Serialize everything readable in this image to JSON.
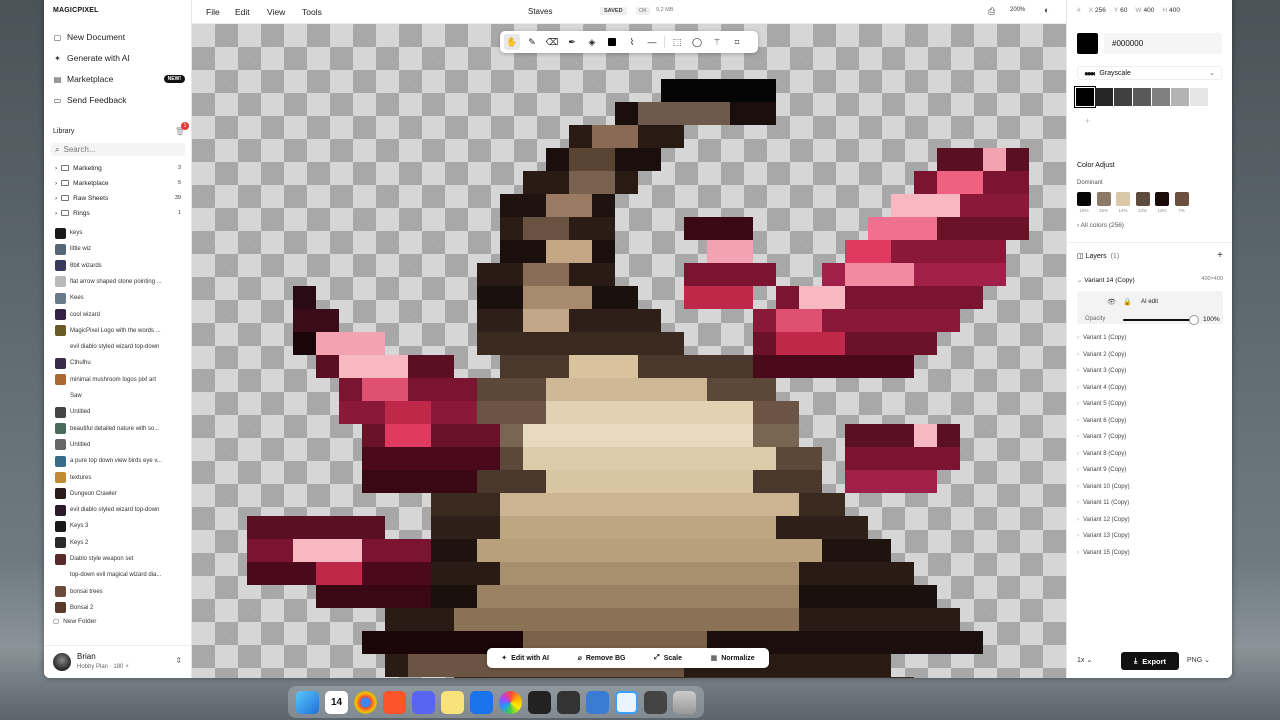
{
  "app": {
    "logo": "MAGICPIXEL"
  },
  "nav": [
    {
      "label": "New Document",
      "icon": "document-icon"
    },
    {
      "label": "Generate with AI",
      "icon": "sparkle-icon"
    },
    {
      "label": "Marketplace",
      "icon": "marketplace-icon",
      "badge": "NEW!"
    },
    {
      "label": "Send Feedback",
      "icon": "message-icon"
    }
  ],
  "library": {
    "title": "Library",
    "trash_badge": "1",
    "search_placeholder": "Search...",
    "folders": [
      {
        "name": "Marketing",
        "count": "3"
      },
      {
        "name": "Marketplace",
        "count": "5"
      },
      {
        "name": "Raw Sheets",
        "count": "39"
      },
      {
        "name": "Rings",
        "count": "1"
      }
    ],
    "items": [
      {
        "name": "keys",
        "color": "#1a1a1a"
      },
      {
        "name": "little wiz",
        "color": "#556677"
      },
      {
        "name": "8bit wizards",
        "color": "#3a3a5a"
      },
      {
        "name": "flat arrow shaped stone pointing ...",
        "color": "#b9b9b9"
      },
      {
        "name": "Kees",
        "color": "#6a7a8a"
      },
      {
        "name": "cool wizard",
        "color": "#332244"
      },
      {
        "name": "MagicPixel Logo with the words ...",
        "color": "#6a5a2a"
      },
      {
        "name": "evil diablo styled wizard top-down",
        "color": "#ffffff"
      },
      {
        "name": "Cthulhu",
        "color": "#3a2a4a"
      },
      {
        "name": "minimal mushroom logos pixl art",
        "color": "#aa6633"
      },
      {
        "name": "Saw",
        "color": "#ffffff"
      },
      {
        "name": "Untitled",
        "color": "#444444"
      },
      {
        "name": "beautiful detailed nature with so...",
        "color": "#4a6a5a"
      },
      {
        "name": "Untitled",
        "color": "#666666"
      },
      {
        "name": "a pure top down view birds eye v...",
        "color": "#3a6a8a"
      },
      {
        "name": "textures",
        "color": "#c08a30"
      },
      {
        "name": "Dungeon Crawler",
        "color": "#2a1a1a"
      },
      {
        "name": "evil diablo styled wizard top-down",
        "color": "#2a1a2a"
      },
      {
        "name": "Keys 3",
        "color": "#1a1a1a"
      },
      {
        "name": "Keys 2",
        "color": "#2a2a2a"
      },
      {
        "name": "Diablo style weapon set",
        "color": "#5a2a2a"
      },
      {
        "name": "top-down evil magical wizard dia...",
        "color": "#ffffff"
      },
      {
        "name": "bonsai trees",
        "color": "#6a4a3a"
      },
      {
        "name": "Bonsai 2",
        "color": "#5a3a2a"
      }
    ],
    "new_folder": "New Folder"
  },
  "user": {
    "name": "Brian",
    "plan": "Hobby Plan · 180 ⚡"
  },
  "menu": [
    "File",
    "Edit",
    "View",
    "Tools"
  ],
  "document": {
    "title": "Staves",
    "status": "SAVED",
    "ok": "OK",
    "size": "9.2 MB",
    "zoom": "200%"
  },
  "toolbar": [
    "hand-icon",
    "pencil-icon",
    "eraser-icon",
    "pen-icon",
    "fill-icon",
    "color-square-icon",
    "eyedropper-icon",
    "line-icon",
    "select-rect-icon",
    "lasso-icon",
    "magic-wand-icon",
    "crop-icon"
  ],
  "actions": [
    {
      "label": "Edit with AI",
      "icon": "sparkle-icon"
    },
    {
      "label": "Remove BG",
      "icon": "remove-bg-icon"
    },
    {
      "label": "Scale",
      "icon": "scale-icon"
    },
    {
      "label": "Normalize",
      "icon": "grid-icon"
    }
  ],
  "inspector": {
    "x": "256",
    "y": "60",
    "w": "400",
    "h": "400",
    "x_label": "X",
    "y_label": "Y",
    "w_label": "W",
    "h_label": "H",
    "color_hex": "#000000",
    "palette_name": "Grayscale",
    "grayscale": [
      "#000000",
      "#262626",
      "#404040",
      "#595959",
      "#808080",
      "#b3b3b3",
      "#e6e6e6"
    ],
    "color_adjust": "Color Adjust",
    "dominant_label": "Dominant",
    "dominant": [
      {
        "color": "#050505",
        "pct": "19%"
      },
      {
        "color": "#8c7a66",
        "pct": "15%"
      },
      {
        "color": "#d9c7a6",
        "pct": "14%"
      },
      {
        "color": "#5c4a3d",
        "pct": "13%"
      },
      {
        "color": "#1a0a0a",
        "pct": "13%"
      },
      {
        "color": "#6b5040",
        "pct": "7%"
      }
    ],
    "all_colors": "All colors (256)"
  },
  "layers": {
    "title": "Layers",
    "count": "(1)",
    "active": {
      "name": "Variant 14 (Copy)",
      "size": "400×400",
      "sublabel": "AI edit",
      "opacity_label": "Opacity",
      "opacity": "100%"
    },
    "variants": [
      "Variant 1 (Copy)",
      "Variant 2 (Copy)",
      "Variant 3 (Copy)",
      "Variant 4 (Copy)",
      "Variant 5 (Copy)",
      "Variant 6 (Copy)",
      "Variant 7 (Copy)",
      "Variant 8 (Copy)",
      "Variant 9 (Copy)",
      "Variant 10 (Copy)",
      "Variant 11 (Copy)",
      "Variant 12 (Copy)",
      "Variant 13 (Copy)",
      "Variant 15 (Copy)"
    ]
  },
  "export": {
    "scale": "1x",
    "label": "Export",
    "format": "PNG"
  },
  "dock": {
    "calendar_day": "14"
  }
}
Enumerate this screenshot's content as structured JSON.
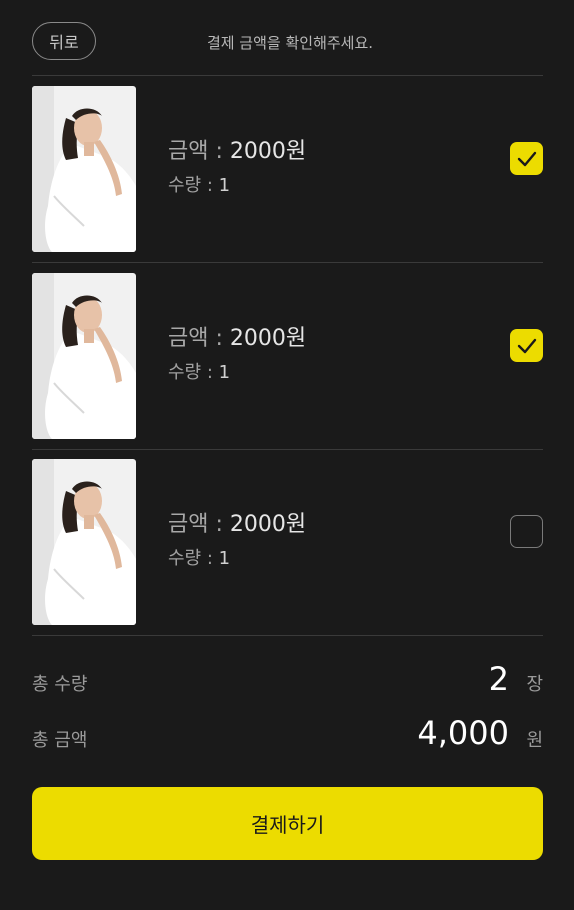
{
  "header": {
    "back_label": "뒤로",
    "message": "결제 금액을 확인해주세요."
  },
  "items": [
    {
      "price_label": "금액 :",
      "price_value": "2000원",
      "qty_label": "수량 :",
      "qty_value": "1",
      "checked": true
    },
    {
      "price_label": "금액 :",
      "price_value": "2000원",
      "qty_label": "수량 :",
      "qty_value": "1",
      "checked": true
    },
    {
      "price_label": "금액 :",
      "price_value": "2000원",
      "qty_label": "수량 :",
      "qty_value": "1",
      "checked": false
    }
  ],
  "summary": {
    "total_qty_label": "총 수량",
    "total_qty_value": "2",
    "total_qty_unit": "장",
    "total_amount_label": "총 금액",
    "total_amount_value": "4,000",
    "total_amount_unit": "원"
  },
  "pay_button_label": "결제하기",
  "colors": {
    "background": "#1a1a1a",
    "accent": "#ecdc00",
    "divider": "#3a3a3a"
  }
}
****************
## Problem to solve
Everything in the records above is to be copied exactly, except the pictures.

## Exercise solution
Serialize everything readable in this image to JSON.
{
  "app": {
    "logo": "MAGICPIXEL"
  },
  "nav": [
    {
      "label": "New Document",
      "icon": "document-icon"
    },
    {
      "label": "Generate with AI",
      "icon": "sparkle-icon"
    },
    {
      "label": "Marketplace",
      "icon": "marketplace-icon",
      "badge": "NEW!"
    },
    {
      "label": "Send Feedback",
      "icon": "message-icon"
    }
  ],
  "library": {
    "title": "Library",
    "trash_badge": "1",
    "search_placeholder": "Search...",
    "folders": [
      {
        "name": "Marketing",
        "count": "3"
      },
      {
        "name": "Marketplace",
        "count": "5"
      },
      {
        "name": "Raw Sheets",
        "count": "39"
      },
      {
        "name": "Rings",
        "count": "1"
      }
    ],
    "items": [
      {
        "name": "keys",
        "color": "#1a1a1a"
      },
      {
        "name": "little wiz",
        "color": "#556677"
      },
      {
        "name": "8bit wizards",
        "color": "#3a3a5a"
      },
      {
        "name": "flat arrow shaped stone pointing ...",
        "color": "#b9b9b9"
      },
      {
        "name": "Kees",
        "color": "#6a7a8a"
      },
      {
        "name": "cool wizard",
        "color": "#332244"
      },
      {
        "name": "MagicPixel Logo with the words ...",
        "color": "#6a5a2a"
      },
      {
        "name": "evil diablo styled wizard top-down",
        "color": "#ffffff"
      },
      {
        "name": "Cthulhu",
        "color": "#3a2a4a"
      },
      {
        "name": "minimal mushroom logos pixl art",
        "color": "#aa6633"
      },
      {
        "name": "Saw",
        "color": "#ffffff"
      },
      {
        "name": "Untitled",
        "color": "#444444"
      },
      {
        "name": "beautiful detailed nature with so...",
        "color": "#4a6a5a"
      },
      {
        "name": "Untitled",
        "color": "#666666"
      },
      {
        "name": "a pure top down view birds eye v...",
        "color": "#3a6a8a"
      },
      {
        "name": "textures",
        "color": "#c08a30"
      },
      {
        "name": "Dungeon Crawler",
        "color": "#2a1a1a"
      },
      {
        "name": "evil diablo styled wizard top-down",
        "color": "#2a1a2a"
      },
      {
        "name": "Keys 3",
        "color": "#1a1a1a"
      },
      {
        "name": "Keys 2",
        "color": "#2a2a2a"
      },
      {
        "name": "Diablo style weapon set",
        "color": "#5a2a2a"
      },
      {
        "name": "top-down evil magical wizard dia...",
        "color": "#ffffff"
      },
      {
        "name": "bonsai trees",
        "color": "#6a4a3a"
      },
      {
        "name": "Bonsai 2",
        "color": "#5a3a2a"
      }
    ],
    "new_folder": "New Folder"
  },
  "user": {
    "name": "Brian",
    "plan": "Hobby Plan · 180 ⚡"
  },
  "menu": [
    "File",
    "Edit",
    "View",
    "Tools"
  ],
  "document": {
    "title": "Staves",
    "status": "SAVED",
    "ok": "OK",
    "size": "9.2 MB",
    "zoom": "200%"
  },
  "toolbar": [
    "hand-icon",
    "pencil-icon",
    "eraser-icon",
    "pen-icon",
    "fill-icon",
    "color-square-icon",
    "eyedropper-icon",
    "line-icon",
    "select-rect-icon",
    "lasso-icon",
    "magic-wand-icon",
    "crop-icon"
  ],
  "actions": [
    {
      "label": "Edit with AI",
      "icon": "sparkle-icon"
    },
    {
      "label": "Remove BG",
      "icon": "remove-bg-icon"
    },
    {
      "label": "Scale",
      "icon": "scale-icon"
    },
    {
      "label": "Normalize",
      "icon": "grid-icon"
    }
  ],
  "inspector": {
    "x": "256",
    "y": "60",
    "w": "400",
    "h": "400",
    "x_label": "X",
    "y_label": "Y",
    "w_label": "W",
    "h_label": "H",
    "color_hex": "#000000",
    "palette_name": "Grayscale",
    "grayscale": [
      "#000000",
      "#262626",
      "#404040",
      "#595959",
      "#808080",
      "#b3b3b3",
      "#e6e6e6"
    ],
    "color_adjust": "Color Adjust",
    "dominant_label": "Dominant",
    "dominant": [
      {
        "color": "#050505",
        "pct": "19%"
      },
      {
        "color": "#8c7a66",
        "pct": "15%"
      },
      {
        "color": "#d9c7a6",
        "pct": "14%"
      },
      {
        "color": "#5c4a3d",
        "pct": "13%"
      },
      {
        "color": "#1a0a0a",
        "pct": "13%"
      },
      {
        "color": "#6b5040",
        "pct": "7%"
      }
    ],
    "all_colors": "All colors (256)"
  },
  "layers": {
    "title": "Layers",
    "count": "(1)",
    "active": {
      "name": "Variant 14 (Copy)",
      "size": "400×400",
      "sublabel": "AI edit",
      "opacity_label": "Opacity",
      "opacity": "100%"
    },
    "variants": [
      "Variant 1 (Copy)",
      "Variant 2 (Copy)",
      "Variant 3 (Copy)",
      "Variant 4 (Copy)",
      "Variant 5 (Copy)",
      "Variant 6 (Copy)",
      "Variant 7 (Copy)",
      "Variant 8 (Copy)",
      "Variant 9 (Copy)",
      "Variant 10 (Copy)",
      "Variant 11 (Copy)",
      "Variant 12 (Copy)",
      "Variant 13 (Copy)",
      "Variant 15 (Copy)"
    ]
  },
  "export": {
    "scale": "1x",
    "label": "Export",
    "format": "PNG"
  },
  "dock": {
    "calendar_day": "14"
  }
}
Enumerate this screenshot's content as structured JSON.
{
  "header": {
    "back_label": "뒤로",
    "message": "결제 금액을 확인해주세요."
  },
  "items": [
    {
      "price_label": "금액 :",
      "price_value": "2000원",
      "qty_label": "수량 :",
      "qty_value": "1",
      "checked": true
    },
    {
      "price_label": "금액 :",
      "price_value": "2000원",
      "qty_label": "수량 :",
      "qty_value": "1",
      "checked": true
    },
    {
      "price_label": "금액 :",
      "price_value": "2000원",
      "qty_label": "수량 :",
      "qty_value": "1",
      "checked": false
    }
  ],
  "summary": {
    "total_qty_label": "총 수량",
    "total_qty_value": "2",
    "total_qty_unit": "장",
    "total_amount_label": "총 금액",
    "total_amount_value": "4,000",
    "total_amount_unit": "원"
  },
  "pay_button_label": "결제하기",
  "colors": {
    "background": "#1a1a1a",
    "accent": "#ecdc00",
    "divider": "#3a3a3a"
  }
}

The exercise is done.